The Director of Public Prosecutions has said the new Court of Appeal due to sit for the first time this month, should bring greater consistency to sentencing.
DPP Claire Loftus said it was difficult to achieve consistency when a panel of judges sat on an ad hoc basis, as in the existing Court of Criminal Appeal.
Speaking at the annual National Prosecutors Conference in Dublin Castle, Ms Loftus said the new court's fixed panel of judges would lead to a consistent approach.
She said the approach should reduce the number of undue leniency reviews or severity appeals.
However, Ms Loftus warned that the consequent increase in the number of cases being processed would inevitably put pressure on the budget of her office.
She said she had raised the matter with the Department of Public Expenditure and Reform.

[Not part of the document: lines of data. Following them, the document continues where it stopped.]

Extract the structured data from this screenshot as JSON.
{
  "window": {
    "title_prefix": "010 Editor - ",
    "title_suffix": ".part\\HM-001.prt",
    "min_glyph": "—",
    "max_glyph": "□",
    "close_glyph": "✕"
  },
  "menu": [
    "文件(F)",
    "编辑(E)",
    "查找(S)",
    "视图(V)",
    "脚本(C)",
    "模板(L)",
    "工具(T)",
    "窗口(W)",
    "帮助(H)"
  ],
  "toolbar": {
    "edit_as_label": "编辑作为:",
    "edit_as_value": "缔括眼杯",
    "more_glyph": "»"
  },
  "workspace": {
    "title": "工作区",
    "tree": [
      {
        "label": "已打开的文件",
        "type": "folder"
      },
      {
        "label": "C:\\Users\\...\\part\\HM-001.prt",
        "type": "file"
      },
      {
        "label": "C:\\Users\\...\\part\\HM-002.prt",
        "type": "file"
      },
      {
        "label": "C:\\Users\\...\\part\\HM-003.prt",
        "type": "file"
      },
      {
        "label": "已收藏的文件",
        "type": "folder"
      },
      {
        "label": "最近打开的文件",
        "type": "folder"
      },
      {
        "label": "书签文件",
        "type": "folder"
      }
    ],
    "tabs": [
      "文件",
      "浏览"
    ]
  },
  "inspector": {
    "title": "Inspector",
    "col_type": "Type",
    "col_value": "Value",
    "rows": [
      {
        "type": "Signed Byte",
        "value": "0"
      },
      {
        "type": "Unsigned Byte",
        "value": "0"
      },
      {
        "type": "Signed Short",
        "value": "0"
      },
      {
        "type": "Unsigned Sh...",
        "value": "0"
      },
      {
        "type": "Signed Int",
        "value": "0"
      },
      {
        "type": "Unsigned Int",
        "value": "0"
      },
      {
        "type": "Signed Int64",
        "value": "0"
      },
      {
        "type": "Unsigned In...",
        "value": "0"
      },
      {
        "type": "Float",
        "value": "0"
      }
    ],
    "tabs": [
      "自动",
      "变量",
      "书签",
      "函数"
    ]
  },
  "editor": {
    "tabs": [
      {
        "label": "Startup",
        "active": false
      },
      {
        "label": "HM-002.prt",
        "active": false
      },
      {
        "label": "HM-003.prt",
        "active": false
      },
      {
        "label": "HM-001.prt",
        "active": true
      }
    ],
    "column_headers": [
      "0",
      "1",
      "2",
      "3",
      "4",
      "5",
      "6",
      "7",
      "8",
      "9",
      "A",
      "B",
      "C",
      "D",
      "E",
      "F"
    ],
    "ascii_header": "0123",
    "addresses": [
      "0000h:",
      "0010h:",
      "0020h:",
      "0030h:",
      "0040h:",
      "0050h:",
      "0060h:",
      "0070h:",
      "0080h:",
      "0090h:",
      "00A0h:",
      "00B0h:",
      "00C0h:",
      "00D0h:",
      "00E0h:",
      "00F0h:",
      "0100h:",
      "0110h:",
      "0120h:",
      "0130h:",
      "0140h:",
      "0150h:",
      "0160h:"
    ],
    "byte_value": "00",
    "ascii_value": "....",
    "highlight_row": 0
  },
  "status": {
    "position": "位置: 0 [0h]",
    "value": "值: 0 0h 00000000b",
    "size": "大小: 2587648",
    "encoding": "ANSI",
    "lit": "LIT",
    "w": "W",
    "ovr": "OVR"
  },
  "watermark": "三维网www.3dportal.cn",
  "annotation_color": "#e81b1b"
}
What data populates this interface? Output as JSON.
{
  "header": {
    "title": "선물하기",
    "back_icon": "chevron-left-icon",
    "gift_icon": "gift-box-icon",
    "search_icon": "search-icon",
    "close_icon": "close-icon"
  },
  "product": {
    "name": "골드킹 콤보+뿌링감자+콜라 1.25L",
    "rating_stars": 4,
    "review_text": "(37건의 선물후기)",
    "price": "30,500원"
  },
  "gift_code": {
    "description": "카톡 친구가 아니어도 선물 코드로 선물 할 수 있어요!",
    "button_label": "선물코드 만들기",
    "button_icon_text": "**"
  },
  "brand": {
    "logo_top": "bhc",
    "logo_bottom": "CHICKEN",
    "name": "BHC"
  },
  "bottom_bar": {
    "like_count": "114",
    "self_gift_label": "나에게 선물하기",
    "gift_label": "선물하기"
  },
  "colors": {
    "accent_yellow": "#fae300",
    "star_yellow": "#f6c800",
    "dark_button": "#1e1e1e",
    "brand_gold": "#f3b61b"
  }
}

Ms Loftus added that it remained to be seen how the new court would arrange its sittings and what the true impact would be in terms of staffing and resources.
The DPP also specifically addressed the reasons for deciding whether to prosecute rape allegations.
She said that it was important to emphasise that in cases where a prosecution is not brought, it was rarely that there was an issue about the credibility of the complainant.
Ms Loftus said that in the vast majority of cases, it was not because they did not believe their account, but that there was not enough evidence to justify charging a suspect and putting all parties through a trial where there was no reasonable prospect of conviction.
An EU directive requiring prosecutors to explain more decisions not to prosecute is expected to be brought into Ireland soon.
Ms Loftus said she would be developing proposals to deal with this.
The DPP also stressed the accused right to a fair trial.
She warned media and others to exercise great caution in relation to pending trials and said this was particularly acute in relation to banking trials.